General characteristics

  • Crew: Two, pilot and observer
  • Length: 8.07 m (26 ft 6 in)
  • Wingspan: 13.60 m (44 ft 7 in)
  • Height: 3.36 m (10 ft 0 in)
  • Wing area: 40.5 m2 (436 ft2)
  • Empty weight: 1,009 kg (2,220 lb)
  • Gross weight: 1,505 kg (3,311 lb)
  • Powerplant: 1 × Benz Bz.IV, 150 kW (200 hp)

Performance

  • Maximum speed: 170 km/h (106 mph)
  • Endurance: 3 hours  30 min
  • Service ceiling: 6,500 m (21,300 ft)
  • Rate of climb: 5.6 m/s (1,100 ft/min)

Armament

  • 1 × fixed, forward-firing 7.92 mm (.312 in) LMG 08/15
  • 1 × trainable,rearward-firing 7.92 mm (.312 in) Parabellum MG14
  • 40 kg (90 lb) bombs

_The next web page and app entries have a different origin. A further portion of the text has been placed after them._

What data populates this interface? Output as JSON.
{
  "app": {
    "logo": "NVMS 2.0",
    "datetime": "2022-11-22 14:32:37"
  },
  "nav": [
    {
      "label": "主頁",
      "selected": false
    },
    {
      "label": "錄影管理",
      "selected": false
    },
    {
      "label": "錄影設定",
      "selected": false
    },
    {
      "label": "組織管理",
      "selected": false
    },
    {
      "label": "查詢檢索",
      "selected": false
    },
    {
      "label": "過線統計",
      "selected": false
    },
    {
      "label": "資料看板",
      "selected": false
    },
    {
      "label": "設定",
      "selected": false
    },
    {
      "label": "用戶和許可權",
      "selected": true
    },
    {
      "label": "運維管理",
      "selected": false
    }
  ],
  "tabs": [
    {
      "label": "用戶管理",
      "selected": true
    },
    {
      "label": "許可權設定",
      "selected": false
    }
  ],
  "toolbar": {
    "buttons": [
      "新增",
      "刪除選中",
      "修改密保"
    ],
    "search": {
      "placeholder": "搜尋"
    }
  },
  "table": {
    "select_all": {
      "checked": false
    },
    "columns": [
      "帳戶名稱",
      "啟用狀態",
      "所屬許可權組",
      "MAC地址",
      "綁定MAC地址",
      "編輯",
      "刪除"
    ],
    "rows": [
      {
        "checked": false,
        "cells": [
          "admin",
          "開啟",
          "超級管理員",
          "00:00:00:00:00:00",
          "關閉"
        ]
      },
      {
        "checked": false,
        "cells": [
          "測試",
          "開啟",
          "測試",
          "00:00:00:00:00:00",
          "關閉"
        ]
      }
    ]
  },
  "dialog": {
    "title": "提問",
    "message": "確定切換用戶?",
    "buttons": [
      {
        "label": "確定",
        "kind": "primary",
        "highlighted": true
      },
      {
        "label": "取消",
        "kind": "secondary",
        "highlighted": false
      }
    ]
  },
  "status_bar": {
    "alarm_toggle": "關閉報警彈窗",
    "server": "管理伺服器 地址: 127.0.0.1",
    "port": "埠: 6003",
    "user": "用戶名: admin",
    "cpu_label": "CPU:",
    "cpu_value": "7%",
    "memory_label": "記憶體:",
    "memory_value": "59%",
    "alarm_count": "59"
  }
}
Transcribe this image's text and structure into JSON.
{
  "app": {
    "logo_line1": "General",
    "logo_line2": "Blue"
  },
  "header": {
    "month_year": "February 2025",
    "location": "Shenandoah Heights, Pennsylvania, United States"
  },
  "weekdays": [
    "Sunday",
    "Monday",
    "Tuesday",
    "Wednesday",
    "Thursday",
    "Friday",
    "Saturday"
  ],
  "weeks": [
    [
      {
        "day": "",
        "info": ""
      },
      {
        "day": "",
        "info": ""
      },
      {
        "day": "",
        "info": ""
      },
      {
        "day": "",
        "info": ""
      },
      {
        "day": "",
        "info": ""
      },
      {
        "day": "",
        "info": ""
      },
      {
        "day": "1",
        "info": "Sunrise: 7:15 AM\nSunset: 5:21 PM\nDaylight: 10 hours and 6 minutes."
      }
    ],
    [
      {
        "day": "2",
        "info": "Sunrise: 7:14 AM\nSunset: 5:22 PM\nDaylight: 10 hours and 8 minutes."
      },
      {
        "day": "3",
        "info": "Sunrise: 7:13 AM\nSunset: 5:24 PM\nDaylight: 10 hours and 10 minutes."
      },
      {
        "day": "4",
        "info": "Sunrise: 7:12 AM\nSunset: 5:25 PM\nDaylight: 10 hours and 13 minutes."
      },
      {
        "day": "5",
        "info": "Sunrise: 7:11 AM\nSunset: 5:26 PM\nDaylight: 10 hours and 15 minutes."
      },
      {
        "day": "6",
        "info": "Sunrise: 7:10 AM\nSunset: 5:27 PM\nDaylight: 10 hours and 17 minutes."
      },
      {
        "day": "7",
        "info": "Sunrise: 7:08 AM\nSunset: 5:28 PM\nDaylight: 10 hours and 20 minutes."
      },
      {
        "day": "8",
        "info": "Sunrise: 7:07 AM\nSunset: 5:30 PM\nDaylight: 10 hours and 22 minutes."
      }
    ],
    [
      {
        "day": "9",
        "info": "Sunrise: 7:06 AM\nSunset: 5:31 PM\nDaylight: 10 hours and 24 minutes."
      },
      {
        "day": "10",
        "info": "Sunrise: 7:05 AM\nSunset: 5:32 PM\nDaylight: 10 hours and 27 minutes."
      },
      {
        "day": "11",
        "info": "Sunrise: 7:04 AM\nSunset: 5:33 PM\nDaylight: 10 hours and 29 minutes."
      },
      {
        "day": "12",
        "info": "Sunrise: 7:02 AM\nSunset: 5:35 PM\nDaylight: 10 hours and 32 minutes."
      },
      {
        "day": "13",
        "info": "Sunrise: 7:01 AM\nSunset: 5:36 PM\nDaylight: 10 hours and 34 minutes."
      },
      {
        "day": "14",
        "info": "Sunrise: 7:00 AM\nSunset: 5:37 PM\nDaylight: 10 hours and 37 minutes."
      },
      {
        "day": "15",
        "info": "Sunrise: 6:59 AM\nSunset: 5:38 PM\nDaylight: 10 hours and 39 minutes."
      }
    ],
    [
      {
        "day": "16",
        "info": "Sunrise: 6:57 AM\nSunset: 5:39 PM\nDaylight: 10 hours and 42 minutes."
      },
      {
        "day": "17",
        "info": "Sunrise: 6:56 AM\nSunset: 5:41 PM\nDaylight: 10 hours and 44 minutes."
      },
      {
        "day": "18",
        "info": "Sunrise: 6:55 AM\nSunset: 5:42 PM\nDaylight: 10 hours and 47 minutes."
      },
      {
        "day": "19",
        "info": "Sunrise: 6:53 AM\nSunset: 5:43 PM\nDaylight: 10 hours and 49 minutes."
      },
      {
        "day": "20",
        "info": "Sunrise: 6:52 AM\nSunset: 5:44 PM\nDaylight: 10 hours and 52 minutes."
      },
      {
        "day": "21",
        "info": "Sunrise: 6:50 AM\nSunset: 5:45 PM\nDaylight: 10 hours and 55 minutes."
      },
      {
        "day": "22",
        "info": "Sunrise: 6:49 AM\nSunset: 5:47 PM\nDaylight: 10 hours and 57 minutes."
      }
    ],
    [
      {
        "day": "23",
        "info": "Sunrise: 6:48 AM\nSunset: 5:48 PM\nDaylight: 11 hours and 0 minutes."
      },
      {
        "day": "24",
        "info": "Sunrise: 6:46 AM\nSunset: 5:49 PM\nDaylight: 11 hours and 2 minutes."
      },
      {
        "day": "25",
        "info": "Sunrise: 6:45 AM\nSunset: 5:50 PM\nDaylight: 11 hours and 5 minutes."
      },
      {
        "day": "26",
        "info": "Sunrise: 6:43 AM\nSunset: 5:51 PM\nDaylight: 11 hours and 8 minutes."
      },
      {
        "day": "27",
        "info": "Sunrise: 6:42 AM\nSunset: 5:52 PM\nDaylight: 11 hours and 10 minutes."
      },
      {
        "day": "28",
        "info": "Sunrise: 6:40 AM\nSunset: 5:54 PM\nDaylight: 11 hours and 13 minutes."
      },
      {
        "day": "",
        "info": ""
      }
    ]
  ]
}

Notes[edit]

  1. ^ a b Taylor 1989, 615
  2. ^ a b Jane's All the World's Aircraft 1919, 334
  3. ^ Jane's All the World's Aircraft 1919, 331
  4. ^ a b Grosz 1998, 13

References[edit]

  • Grosz, Peter M. (1998). Windsock Datafile 71: LVG C.V. Berkhampstead: Albatross Productions. 
  • The Illustrated Encyclopedia of Aircraft. London: Aerospace Publishing. 
  • Taylor, Michael J. H. (1989). Jane's Encyclopedia of Aviation. London: Studio Editions. 
  • World Aircraft Information Files. London: Bright Star Publishing.